Exercise details:
All entries below are to be set down again exactly as given.

[Excerpts from an interface dataset]
▼

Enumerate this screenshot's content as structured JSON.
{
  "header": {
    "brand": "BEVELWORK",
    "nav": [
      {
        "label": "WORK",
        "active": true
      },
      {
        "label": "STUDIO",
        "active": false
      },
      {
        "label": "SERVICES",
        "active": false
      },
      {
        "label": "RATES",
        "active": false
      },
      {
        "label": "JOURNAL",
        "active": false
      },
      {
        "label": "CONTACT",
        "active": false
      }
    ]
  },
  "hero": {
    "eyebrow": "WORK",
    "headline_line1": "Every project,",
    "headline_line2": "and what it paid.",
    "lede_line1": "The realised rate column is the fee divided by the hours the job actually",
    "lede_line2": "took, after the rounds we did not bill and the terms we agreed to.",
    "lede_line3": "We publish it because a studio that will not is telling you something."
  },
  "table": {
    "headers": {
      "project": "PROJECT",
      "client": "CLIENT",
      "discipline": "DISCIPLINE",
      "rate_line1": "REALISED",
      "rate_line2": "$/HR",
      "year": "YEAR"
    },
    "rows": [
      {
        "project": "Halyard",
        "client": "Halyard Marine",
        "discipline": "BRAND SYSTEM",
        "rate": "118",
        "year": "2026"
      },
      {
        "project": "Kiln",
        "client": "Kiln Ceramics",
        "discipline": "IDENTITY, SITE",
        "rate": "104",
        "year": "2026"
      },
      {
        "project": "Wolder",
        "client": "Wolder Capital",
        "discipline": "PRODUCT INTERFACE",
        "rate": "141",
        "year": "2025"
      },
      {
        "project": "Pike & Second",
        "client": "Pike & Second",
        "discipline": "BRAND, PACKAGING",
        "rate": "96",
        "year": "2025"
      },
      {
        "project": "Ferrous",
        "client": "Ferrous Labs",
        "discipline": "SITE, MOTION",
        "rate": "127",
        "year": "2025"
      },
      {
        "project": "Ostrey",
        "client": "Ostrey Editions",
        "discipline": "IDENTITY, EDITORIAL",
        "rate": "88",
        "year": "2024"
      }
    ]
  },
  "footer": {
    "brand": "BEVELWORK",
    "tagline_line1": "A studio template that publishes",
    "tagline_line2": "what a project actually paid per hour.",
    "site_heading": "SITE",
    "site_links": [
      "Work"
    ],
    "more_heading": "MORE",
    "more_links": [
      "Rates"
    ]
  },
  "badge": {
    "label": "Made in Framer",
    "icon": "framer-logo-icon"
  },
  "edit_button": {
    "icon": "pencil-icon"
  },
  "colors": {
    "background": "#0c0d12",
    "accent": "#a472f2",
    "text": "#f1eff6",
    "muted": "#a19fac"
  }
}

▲

Reply:
Enumerate this screenshot's content as structured JSON.
{
  "header": {
    "brand": "BEVELWORK",
    "nav": [
      {
        "label": "WORK",
        "active": true
      },
      {
        "label": "STUDIO",
        "active": false
      },
      {
        "label": "SERVICES",
        "active": false
      },
      {
        "label": "RATES",
        "active": false
      },
      {
        "label": "JOURNAL",
        "active": false
      },
      {
        "label": "CONTACT",
        "active": false
      }
    ]
  },
  "hero": {
    "eyebrow": "WORK",
    "headline_line1": "Every project,",
    "headline_line2": "and what it paid.",
    "lede_line1": "The realised rate column is the fee divided by the hours the job actually",
    "lede_line2": "took, after the rounds we did not bill and the terms we agreed to.",
    "lede_line3": "We publish it because a studio that will not is telling you something."
  },
  "table": {
    "headers": {
      "project": "PROJECT",
      "client": "CLIENT",
      "discipline": "DISCIPLINE",
      "rate_line1": "REALISED",
      "rate_line2": "$/HR",
      "year": "YEAR"
    },
    "rows": [
      {
        "project": "Halyard",
        "client": "Halyard Marine",
        "discipline": "BRAND SYSTEM",
        "rate": "118",
        "year": "2026"
      },
      {
        "project": "Kiln",
        "client": "Kiln Ceramics",
        "discipline": "IDENTITY, SITE",
        "rate": "104",
        "year": "2026"
      },
      {
        "project": "Wolder",
        "client": "Wolder Capital",
        "discipline": "PRODUCT INTERFACE",
        "rate": "141",
        "year": "2025"
      },
      {
        "project": "Pike & Second",
        "client": "Pike & Second",
        "discipline": "BRAND, PACKAGING",
        "rate": "96",
        "year": "2025"
      },
      {
        "project": "Ferrous",
        "client": "Ferrous Labs",
        "discipline": "SITE, MOTION",
        "rate": "127",
        "year": "2025"
      },
      {
        "project": "Ostrey",
        "client": "Ostrey Editions",
        "discipline": "IDENTITY, EDITORIAL",
        "rate": "88",
        "year": "2024"
      }
    ]
  },
  "footer": {
    "brand": "BEVELWORK",
    "tagline_line1": "A studio template that publishes",
    "tagline_line2": "what a project actually paid per hour.",
    "site_heading": "SITE",
    "site_links": [
      "Work"
    ],
    "more_heading": "MORE",
    "more_links": [
      "Rates"
    ]
  },
  "badge": {
    "label": "Made in Framer",
    "icon": "framer-logo-icon"
  },
  "edit_button": {
    "icon": "pencil-icon"
  },
  "colors": {
    "background": "#0c0d12",
    "accent": "#a472f2",
    "text": "#f1eff6",
    "muted": "#a19fac"
  }
}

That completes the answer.